* Problem:
When "this" occurs in a line of the material, copy that line.
□ □ □
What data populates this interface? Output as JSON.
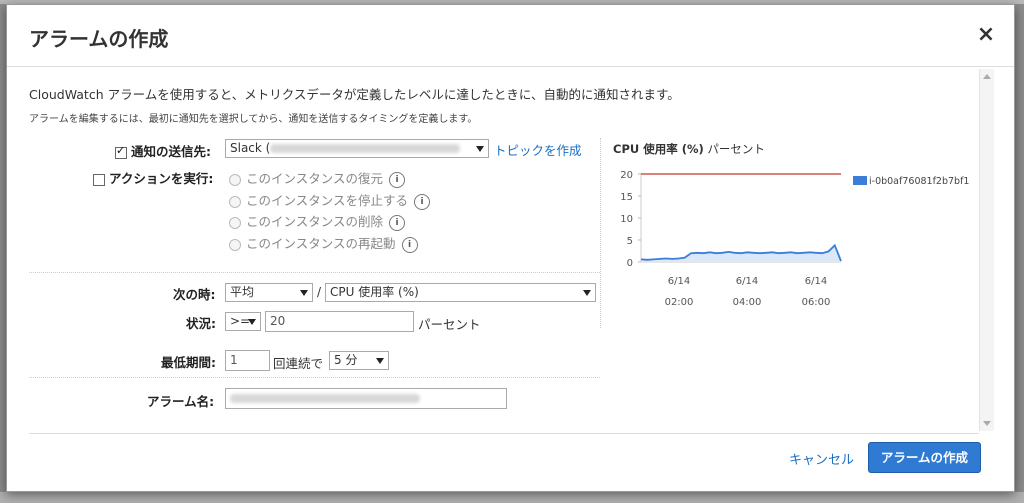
{
  "dialog": {
    "title": "アラームの作成",
    "close_symbol": "×",
    "intro": "CloudWatch アラームを使用すると、メトリクスデータが定義したレベルに達したときに、自動的に通知されます。",
    "subintro": "アラームを編集するには、最初に通知先を選択してから、通知を送信するタイミングを定義します。"
  },
  "notify": {
    "label": "通知の送信先:",
    "checked": true,
    "select_value": "Slack (",
    "create_topic_link": "トピックを作成"
  },
  "actions": {
    "label": "アクションを実行:",
    "checked": false,
    "options": [
      {
        "label": "このインスタンスの復元",
        "info": "i"
      },
      {
        "label": "このインスタンスを停止する",
        "info": "i"
      },
      {
        "label": "このインスタンスの削除",
        "info": "i"
      },
      {
        "label": "このインスタンスの再起動",
        "info": "i"
      }
    ]
  },
  "condition": {
    "when_label": "次の時:",
    "statistic": "平均",
    "slash": "/",
    "metric": "CPU 使用率 (%)",
    "state_label": "状況:",
    "operator": ">=",
    "threshold": "20",
    "threshold_unit": "パーセント",
    "period_label": "最低期間:",
    "consecutive": "1",
    "consecutive_suffix": "回連続で",
    "period": "5 分"
  },
  "alarm_name": {
    "label": "アラーム名:"
  },
  "chart_data": {
    "type": "line",
    "title": "CPU 使用率 (%)",
    "title_unit": "パーセント",
    "yticks": [
      "20",
      "15",
      "10",
      "5",
      "0"
    ],
    "ylim": [
      0,
      20
    ],
    "xticks": [
      {
        "date": "6/14",
        "time": "02:00"
      },
      {
        "date": "6/14",
        "time": "04:00"
      },
      {
        "date": "6/14",
        "time": "06:00"
      }
    ],
    "threshold": 20,
    "threshold_color": "#c0392b",
    "series": [
      {
        "name": "i-0b0af76081f2b7bf1",
        "color": "#3b7dd8",
        "values": [
          0.6,
          0.5,
          0.6,
          0.7,
          0.8,
          0.7,
          0.8,
          1.0,
          2.0,
          2.1,
          2.0,
          2.2,
          2.0,
          2.1,
          2.3,
          2.1,
          2.0,
          2.2,
          2.1,
          2.0,
          2.1,
          2.2,
          2.0,
          2.1,
          2.2,
          2.0,
          2.1,
          2.2,
          2.1,
          2.0,
          2.4,
          3.8,
          0.2
        ]
      }
    ]
  },
  "footer": {
    "cancel": "キャンセル",
    "create": "アラームの作成"
  }
}
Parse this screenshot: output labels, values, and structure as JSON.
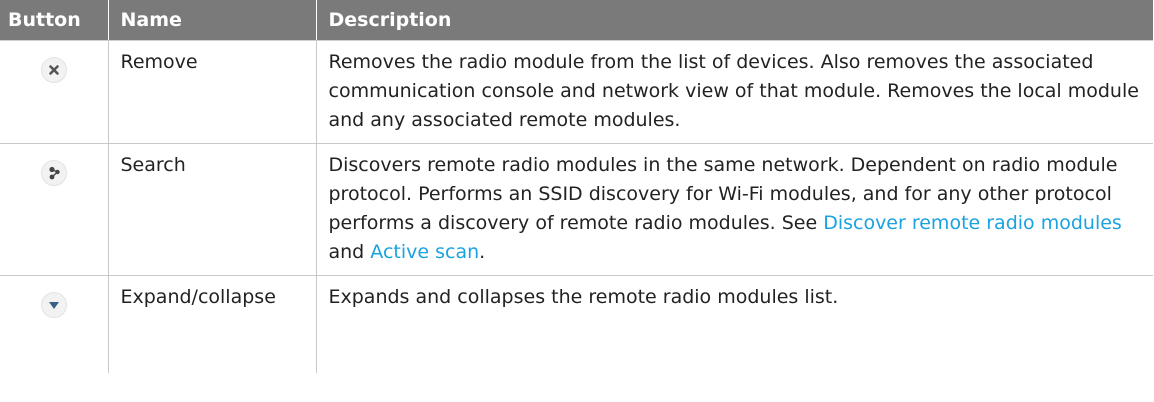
{
  "table": {
    "headers": {
      "button": "Button",
      "name": "Name",
      "description": "Description"
    },
    "rows": [
      {
        "icon": "close-icon",
        "name": "Remove",
        "description": "Removes the radio module from the list of devices. Also removes the associated communication console and network view of that module. Removes the local module and any associated remote modules."
      },
      {
        "icon": "search-network-icon",
        "name": "Search",
        "description_before": "Discovers remote radio modules in the same network. Dependent on radio module protocol. Performs an SSID discovery for Wi-Fi modules, and for any other protocol performs a discovery of remote radio modules. See ",
        "link1": "Discover remote radio modules",
        "description_mid": " and ",
        "link2": "Active scan",
        "description_after": "."
      },
      {
        "icon": "chevron-down-icon",
        "name": "Expand/collapse",
        "description": "Expands and collapses the remote radio modules list."
      }
    ]
  },
  "colors": {
    "header_bg": "#7a7a7a",
    "link": "#1aa3e0",
    "border": "#c8c8c8"
  }
}
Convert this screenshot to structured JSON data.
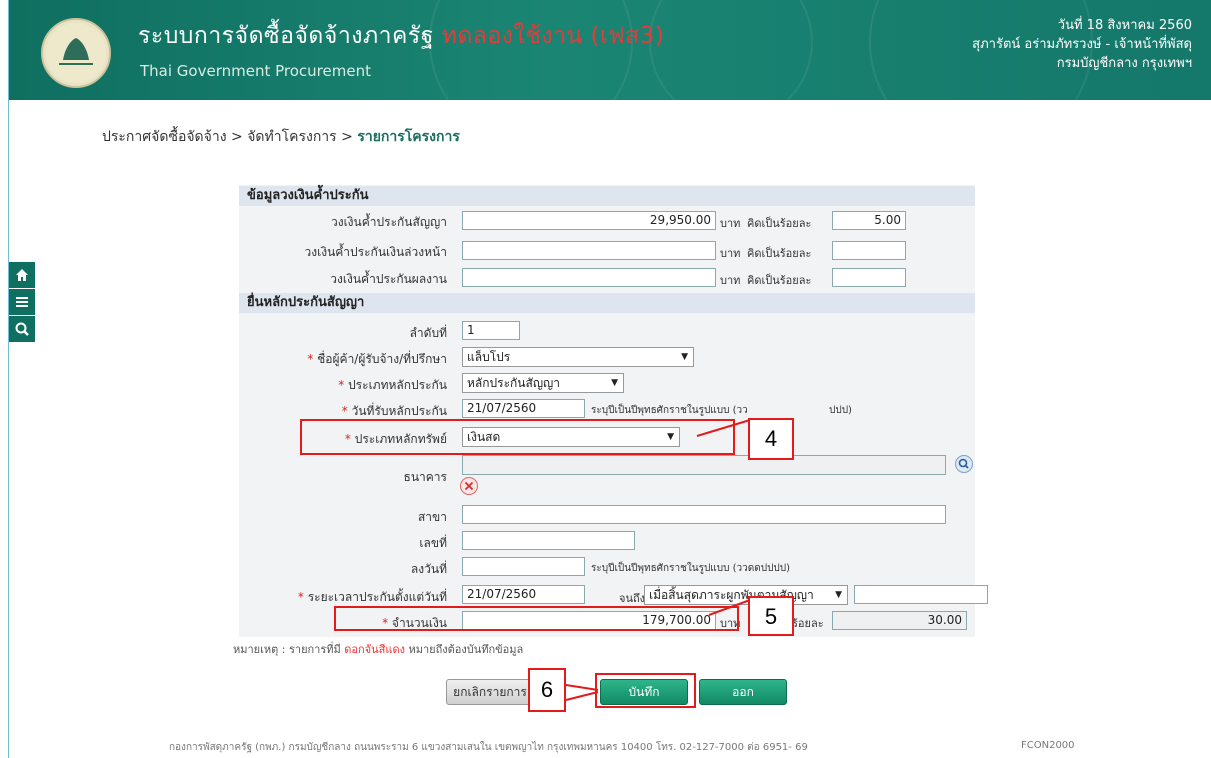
{
  "header": {
    "title": "ระบบการจัดซื้อจัดจ้างภาครัฐ",
    "trial": "ทดลองใช้งาน (เฟส3)",
    "subtitle": "Thai Government Procurement",
    "date": "วันที่ 18 สิงหาคม 2560",
    "user": "สุภารัตน์ อร่ามภัทรวงษ์ - เจ้าหน้าที่พัสดุ",
    "org": "กรมบัญชีกลาง กรุงเทพฯ"
  },
  "breadcrumb": {
    "item1": "ประกาศจัดซื้อจัดจ้าง",
    "sep1": ">",
    "item2": "จัดทำโครงการ",
    "sep2": ">",
    "item3": "รายการโครงการ"
  },
  "sidebar": [
    "home-icon",
    "menu-icon",
    "search-icon"
  ],
  "guarantee_budget": {
    "section": "ข้อมูลวงเงินค้ำประกัน",
    "rows": [
      {
        "label": "วงเงินค้ำประกันสัญญา",
        "amount": "29,950.00",
        "unit": "บาท",
        "percent_label": "คิดเป็นร้อยละ",
        "percent": "5.00"
      },
      {
        "label": "วงเงินค้ำประกันเงินล่วงหน้า",
        "amount": "",
        "unit": "บาท",
        "percent_label": "คิดเป็นร้อยละ",
        "percent": ""
      },
      {
        "label": "วงเงินค้ำประกันผลงาน",
        "amount": "",
        "unit": "บาท",
        "percent_label": "คิดเป็นร้อยละ",
        "percent": ""
      }
    ]
  },
  "contract_guarantee": {
    "section": "ยื่นหลักประกันสัญญา",
    "seq_label": "ลำดับที่",
    "seq": "1",
    "vendor_label": "ชื่อผู้ค้า/ผู้รับจ้าง/ที่ปรึกษา",
    "vendor": "แล็บโปร",
    "type_label": "ประเภทหลักประกัน",
    "type": "หลักประกันสัญญา",
    "recv_date_label": "วันที่รับหลักประกัน",
    "recv_date": "21/07/2560",
    "recv_date_hint": "ระบุปีเป็นปีพุทธศักราชในรูปแบบ (วว",
    "recv_date_hint_tail": "ปปป)",
    "asset_label": "ประเภทหลักทรัพย์",
    "asset": "เงินสด",
    "bank_label": "ธนาคาร",
    "branch_label": "สาขา",
    "number_label": "เลขที่",
    "date_label": "ลงวันที่",
    "date_hint": "ระบุปีเป็นปีพุทธศักราชในรูปแบบ (ววดดปปปป)",
    "period_label": "ระยะเวลาประกันตั้งแต่วันที่",
    "period_start": "21/07/2560",
    "until_label": "จนถึง",
    "until": "เมื่อสิ้นสุดภาระผูกพันตามสัญญา",
    "amount_label": "จำนวนเงิน",
    "amount": "179,700.00",
    "amount_unit": "บาท",
    "amount_pct_label": "ร้อยละ",
    "amount_pct": "30.00"
  },
  "note": {
    "prefix": "หมายเหตุ : รายการที่มี",
    "red": "ดอกจันสีแดง",
    "suffix": "หมายถึงต้องบันทึกข้อมูล"
  },
  "buttons": {
    "cancel": "ยกเลิกรายการ",
    "save": "บันทึก",
    "exit": "ออก"
  },
  "callouts": {
    "four": "4",
    "five": "5",
    "six": "6"
  },
  "footer": {
    "address": "กองการพัสดุภาครัฐ (กพภ.) กรมบัญชีกลาง ถนนพระราม 6 แขวงสามเสนใน เขตพญาไท กรุงเทพมหานคร 10400 โทร. 02-127-7000 ต่อ 6951- 69",
    "code": "FCON2000"
  }
}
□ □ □
* Task solution:
What data populates this interface? Output as JSON.
Parse this screenshot: output labels, values, and structure as JSON.
Convert this screenshot to structured JSON data.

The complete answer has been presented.